Botswana Grapples with Human-Wildlife Conflict on Press Freedom Day

As Botswana marks Press Freedom Day 2024, the nation finds itself grappling with the pressing issues of environmental crisis and human-wildlife conflict amidst its rich wildlife population. The theme of this year's Press Freedom Day, "A Press for the Planet: Journalism in the Face of the Environmental Crisis," resonates deeply with Batswana, particularly in light of the ongoing challenges posed by the country's thriving wildlife.

Why this matters: The human-wildlife conflict in Botswana has far-reaching implications for conservation efforts and the long-term survival of iconic species. Moreover, the controversy surrounding the country's elephant population highlights the need for accurate data and effective solutions to address the environmental crisis.

A recent report by Elephants Without Borders (EWB) has sparked controversy, contradicting the government's stance on the country's elephant population. The EWB report suggests that the elephant population in Botswana is not growing but remains stable, challenging the government's claim of a 6% annual growth rate. According to the report, elephant numbers have changed little since 2010, with carcass ratios increasing since EWB's first survey that year.

The report highlights that elephant mortality may be on the rise in Botswana, with 56 freshly killed elephants found in just three months. This finding has raised concerns about the sustainability of the current elephant population and the effectiveness of conservation efforts in the country.

However, the government has pushed back against the EWB report. Acting Permanent Secretary in the Ministry of Environment and Tourism, Boatametse Modukanele, has rubbished the findings, citing the KAZA Elephant Survey released in August last year, which showed an increase in elephant figures. Modukanele criticized EWB's reports for being negative towards Botswana's conservation story, suggesting a calculated move to discredit the government.

"Sometimes they say their own opinions rather than what is factual," Modukanele stated. "These reports are always negative towards Botswana's conservation story. According to them, we are failing and there is no visible thing that we are doing. But the reality on the ground is that we are regarded as among the best in terms of wildlife conservation in the world."

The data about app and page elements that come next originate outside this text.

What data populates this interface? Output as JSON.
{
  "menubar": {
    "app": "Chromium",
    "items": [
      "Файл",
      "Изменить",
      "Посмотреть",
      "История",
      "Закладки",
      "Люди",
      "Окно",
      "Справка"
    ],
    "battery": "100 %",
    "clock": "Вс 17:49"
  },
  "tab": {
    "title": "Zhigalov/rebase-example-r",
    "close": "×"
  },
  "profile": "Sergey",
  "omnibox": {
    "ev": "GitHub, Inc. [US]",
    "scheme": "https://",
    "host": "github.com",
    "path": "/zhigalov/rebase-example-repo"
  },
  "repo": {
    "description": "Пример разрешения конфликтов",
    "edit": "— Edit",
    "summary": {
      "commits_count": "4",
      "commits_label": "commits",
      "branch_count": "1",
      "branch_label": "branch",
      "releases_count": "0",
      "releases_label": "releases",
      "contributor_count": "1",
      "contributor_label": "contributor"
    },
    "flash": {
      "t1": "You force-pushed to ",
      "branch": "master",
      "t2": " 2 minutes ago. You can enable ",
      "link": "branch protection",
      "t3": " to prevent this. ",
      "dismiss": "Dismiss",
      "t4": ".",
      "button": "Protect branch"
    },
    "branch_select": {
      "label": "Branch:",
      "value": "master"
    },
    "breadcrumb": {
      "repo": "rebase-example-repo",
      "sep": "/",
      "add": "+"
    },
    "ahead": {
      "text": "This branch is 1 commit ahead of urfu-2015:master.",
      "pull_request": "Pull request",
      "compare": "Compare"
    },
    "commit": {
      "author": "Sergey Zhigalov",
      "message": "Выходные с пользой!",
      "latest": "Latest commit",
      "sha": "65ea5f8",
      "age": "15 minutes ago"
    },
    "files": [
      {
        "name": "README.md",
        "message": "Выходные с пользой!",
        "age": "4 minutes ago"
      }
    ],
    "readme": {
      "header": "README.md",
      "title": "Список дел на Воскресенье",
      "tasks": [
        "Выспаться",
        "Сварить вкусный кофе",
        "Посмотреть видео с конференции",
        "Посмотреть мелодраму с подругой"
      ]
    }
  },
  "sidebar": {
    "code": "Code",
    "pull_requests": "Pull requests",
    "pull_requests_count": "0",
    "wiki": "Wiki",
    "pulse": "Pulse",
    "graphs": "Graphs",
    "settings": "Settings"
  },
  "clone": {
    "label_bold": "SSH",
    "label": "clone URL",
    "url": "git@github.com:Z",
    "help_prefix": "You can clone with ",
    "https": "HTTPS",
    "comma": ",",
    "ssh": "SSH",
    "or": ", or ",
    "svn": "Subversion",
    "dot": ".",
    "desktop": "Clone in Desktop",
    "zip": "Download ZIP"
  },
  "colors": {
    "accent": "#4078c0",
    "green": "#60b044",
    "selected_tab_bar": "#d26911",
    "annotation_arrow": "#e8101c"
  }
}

The controversy surrounding Botswana's elephant population is not new. In 2014, the former president Ian Khama's administration issued a ban on hunting of wildlife in all controlled hunting areas in Botswana after research surveys conducted by Mike Chase of Elephants Without Borders reported a decline in wild animal species. However, the ban was lifted in 2019, allowing elephant hunting to resume in the country.

Michael Chase, co-author of the EWB report and executive director of EWB, expressed concern over the recent changes in Botswana. "The recent changes in Botswana are all in a negative direction," Chase stated. "After decades of growing numbers, the elephant population is flat now. And numbers of elephant carcasses are growing, meaning that elephants may be dying at an unsustainable rate."

As Botswana celebrates Press Freedom Day, the nation finds itself at a crossroads, balancing the need for environmental conservation with the challenges posed by human-wildlife conflict. The contradictory reports from the government and conservation organizations highlight the complexity of the issue and the urgent need for accurate data and effective solutions. As the press shines a light on this pressing matter, it remains to be seen how Botswana will navigate this delicate balance and ensure the long-term survival of its iconic wildlife population.

Key Takeaways

  • Botswana's elephant population is disputed, with EWB reporting stability and the government claiming 6% annual growth.
  • EWB's report suggests elephant mortality may be rising, with 56 freshly killed elephants found in 3 months.
  • The government has rejected EWB's report, citing a 2023 survey showing increased elephant numbers.
  • Botswana's human-wildlife conflict has far-reaching implications for conservation and iconic species' survival.
  • Accurate data and effective solutions are urgently needed to address the environmental crisis.